It was one of those cold winter nights in the Haight district of San Francisco, the kind where the rain hurts, and your breath forms huge cotton balls that bounce on the pavement.
I was driving an eyesore that could only be referred to as a "car" by someone who was either a shameless liar or a good friend. Technically, the vehicle was totalled when I bought it from an unscrupulous neighbor, because it needed an engine overhaul that would have cost more than the car itself. I added a quart of oil before every journey. Most of it would leak out along the way. I tried to imagine I was driving a huge magical snail; that way I didn't mind the slow speeds and the slime trail it left.
The car's outer paint had transformed into a hideous mixture of rust and "something brown." The engine sounded like a lawnmower with tuberculosis. If anyone ever wondered what the inside of an automobile seat looked like, my car had the answers. It was a difficult car to drive because you had to keep your fingers and toes crossed to keep the engine running.
That night I must have uncrossed my fingers to scratch something. The car died in the middle of a four-lane stretch of Oak Street. I coasted as far as I could, hoping for a place to turn off, but the street was lined with parked cars and the nearest intersection was beyond coasting distance.

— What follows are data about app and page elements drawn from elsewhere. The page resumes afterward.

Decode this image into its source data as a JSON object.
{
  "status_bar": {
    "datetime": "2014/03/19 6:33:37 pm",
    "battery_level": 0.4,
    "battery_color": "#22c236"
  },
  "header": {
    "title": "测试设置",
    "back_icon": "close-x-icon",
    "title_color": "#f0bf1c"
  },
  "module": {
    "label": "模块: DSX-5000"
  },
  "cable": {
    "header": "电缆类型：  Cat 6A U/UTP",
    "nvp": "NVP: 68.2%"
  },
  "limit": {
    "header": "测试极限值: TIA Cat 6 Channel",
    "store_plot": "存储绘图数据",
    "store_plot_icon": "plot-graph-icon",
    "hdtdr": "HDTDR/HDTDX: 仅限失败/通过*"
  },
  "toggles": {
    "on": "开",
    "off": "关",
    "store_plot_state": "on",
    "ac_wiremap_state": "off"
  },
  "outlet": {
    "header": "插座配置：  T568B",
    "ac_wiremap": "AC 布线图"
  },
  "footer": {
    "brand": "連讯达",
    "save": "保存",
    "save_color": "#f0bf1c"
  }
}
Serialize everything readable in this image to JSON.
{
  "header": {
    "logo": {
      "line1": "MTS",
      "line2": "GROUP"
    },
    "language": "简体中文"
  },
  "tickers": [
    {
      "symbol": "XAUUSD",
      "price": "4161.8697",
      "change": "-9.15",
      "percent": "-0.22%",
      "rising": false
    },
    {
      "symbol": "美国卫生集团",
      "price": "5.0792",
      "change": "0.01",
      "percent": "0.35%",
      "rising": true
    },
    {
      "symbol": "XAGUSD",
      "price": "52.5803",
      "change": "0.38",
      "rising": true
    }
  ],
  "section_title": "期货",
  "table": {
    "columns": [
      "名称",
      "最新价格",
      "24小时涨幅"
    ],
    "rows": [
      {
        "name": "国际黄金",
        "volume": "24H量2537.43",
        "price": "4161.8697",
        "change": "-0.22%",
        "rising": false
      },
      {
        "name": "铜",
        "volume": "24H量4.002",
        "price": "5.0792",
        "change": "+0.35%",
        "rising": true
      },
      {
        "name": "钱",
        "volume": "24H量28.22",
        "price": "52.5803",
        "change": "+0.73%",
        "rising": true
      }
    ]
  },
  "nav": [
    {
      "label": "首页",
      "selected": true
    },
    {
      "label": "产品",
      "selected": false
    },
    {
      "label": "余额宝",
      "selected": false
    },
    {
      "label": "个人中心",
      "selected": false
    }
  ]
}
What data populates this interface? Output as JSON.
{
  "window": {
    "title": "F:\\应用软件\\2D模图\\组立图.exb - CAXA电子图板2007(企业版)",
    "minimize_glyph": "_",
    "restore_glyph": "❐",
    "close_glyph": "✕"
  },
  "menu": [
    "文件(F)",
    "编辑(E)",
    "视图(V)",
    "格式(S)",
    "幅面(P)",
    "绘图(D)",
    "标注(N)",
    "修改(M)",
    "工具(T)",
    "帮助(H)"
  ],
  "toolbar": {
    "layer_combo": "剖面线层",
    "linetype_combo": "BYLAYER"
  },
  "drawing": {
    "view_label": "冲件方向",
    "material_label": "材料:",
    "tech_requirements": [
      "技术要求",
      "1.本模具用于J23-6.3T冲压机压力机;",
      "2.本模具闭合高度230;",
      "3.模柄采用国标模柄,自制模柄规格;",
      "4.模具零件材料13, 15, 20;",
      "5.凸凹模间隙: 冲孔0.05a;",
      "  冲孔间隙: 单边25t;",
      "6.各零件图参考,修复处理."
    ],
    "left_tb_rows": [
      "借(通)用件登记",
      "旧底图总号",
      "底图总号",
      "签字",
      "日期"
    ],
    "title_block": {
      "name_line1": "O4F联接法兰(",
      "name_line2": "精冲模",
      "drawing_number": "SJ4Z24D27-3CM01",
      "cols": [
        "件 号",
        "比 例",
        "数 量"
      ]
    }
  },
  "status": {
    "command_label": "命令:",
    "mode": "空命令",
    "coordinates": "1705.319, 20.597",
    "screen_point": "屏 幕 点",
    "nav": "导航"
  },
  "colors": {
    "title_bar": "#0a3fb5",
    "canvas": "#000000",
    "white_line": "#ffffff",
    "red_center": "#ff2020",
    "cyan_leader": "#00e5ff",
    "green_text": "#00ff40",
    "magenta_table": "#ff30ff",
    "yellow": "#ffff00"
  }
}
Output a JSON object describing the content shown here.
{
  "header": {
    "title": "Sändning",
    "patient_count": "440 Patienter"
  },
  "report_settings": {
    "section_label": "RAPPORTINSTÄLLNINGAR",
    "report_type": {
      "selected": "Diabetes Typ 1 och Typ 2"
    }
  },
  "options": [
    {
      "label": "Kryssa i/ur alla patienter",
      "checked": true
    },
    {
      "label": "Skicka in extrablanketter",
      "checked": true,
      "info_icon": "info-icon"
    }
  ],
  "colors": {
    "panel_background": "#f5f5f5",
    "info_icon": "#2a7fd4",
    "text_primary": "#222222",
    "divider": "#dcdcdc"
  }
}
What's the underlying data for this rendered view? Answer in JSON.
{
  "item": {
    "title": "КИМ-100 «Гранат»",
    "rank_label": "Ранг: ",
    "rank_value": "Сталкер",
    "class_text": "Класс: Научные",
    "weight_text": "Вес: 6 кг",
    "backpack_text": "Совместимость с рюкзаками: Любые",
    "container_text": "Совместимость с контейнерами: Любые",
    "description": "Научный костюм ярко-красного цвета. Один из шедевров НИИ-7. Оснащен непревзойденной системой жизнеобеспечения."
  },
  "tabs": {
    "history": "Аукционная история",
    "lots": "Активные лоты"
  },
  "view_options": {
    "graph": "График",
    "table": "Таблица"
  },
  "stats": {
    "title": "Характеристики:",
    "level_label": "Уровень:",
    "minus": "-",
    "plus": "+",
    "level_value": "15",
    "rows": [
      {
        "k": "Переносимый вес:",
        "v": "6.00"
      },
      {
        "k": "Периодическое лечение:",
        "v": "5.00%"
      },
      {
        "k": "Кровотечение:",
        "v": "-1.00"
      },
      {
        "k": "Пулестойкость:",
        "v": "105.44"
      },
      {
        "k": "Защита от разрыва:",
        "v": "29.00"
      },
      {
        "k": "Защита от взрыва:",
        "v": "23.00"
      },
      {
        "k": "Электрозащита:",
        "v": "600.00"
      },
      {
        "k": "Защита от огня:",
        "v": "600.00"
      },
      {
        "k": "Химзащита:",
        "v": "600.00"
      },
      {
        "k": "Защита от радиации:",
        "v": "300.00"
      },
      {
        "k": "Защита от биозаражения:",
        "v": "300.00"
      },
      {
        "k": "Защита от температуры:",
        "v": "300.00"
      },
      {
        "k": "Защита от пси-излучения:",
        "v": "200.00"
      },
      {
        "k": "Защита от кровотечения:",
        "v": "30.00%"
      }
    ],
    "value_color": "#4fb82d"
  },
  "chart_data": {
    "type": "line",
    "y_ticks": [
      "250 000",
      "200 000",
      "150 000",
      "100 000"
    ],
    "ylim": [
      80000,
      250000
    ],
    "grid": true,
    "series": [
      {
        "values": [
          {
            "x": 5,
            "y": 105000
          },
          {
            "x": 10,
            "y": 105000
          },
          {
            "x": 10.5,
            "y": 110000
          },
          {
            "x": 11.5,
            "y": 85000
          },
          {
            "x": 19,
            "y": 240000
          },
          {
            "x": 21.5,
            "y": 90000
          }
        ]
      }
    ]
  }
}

There I sat, in busy evening traffic, no lights, no locomotion, as tons of steel and plastic screamed by. In my rearview mirror I saw a pair of headlights pull up and stop behind me. I knew what was coming. Soon the horn would start and someone would be cursing at me.
In San Francisco, if you dawdle too long after a light turns green, you get the horn. If you dare to come to a full stop at a stop sign, you get the horn from the car behind you. I figured I was begging for trouble. But I was wrong.
A stranger got out of the car and came to my window. He shouted, "Do you want a push?"
I was stunned but must have nodded in the affirmative. He waived to his car and two teens piled out to apply themselves to my bumper. When I was safely delivered to a side street, they hopped back into their car and rejoined the sea of anonymous traffic.
I didn't get to thank them.
Over the years I've realized something about the stranger who stopped to help. I've noticed that every time I'm in trouble, he appears. He never looks the same. Sometimes he's a woman. His age and ethnicity vary. But he's always there.
I've started to understand he's the best part of what makes us human beings. The one true thing in this world is an unasked kindness provided by a stranger. It's the invisible cord that binds us all together and makes life worthwhile.
This year, when you find yourself immersed in the clutter and bustle, annoyed by the long lines, baffled about how you'll get everything done, remember this:
One of the people in that crowd is the stranger. Today, maybe it's you.
- Scott Adams
But he wanted to justify himself, so he asked Jesus, “And who is my neighbor?”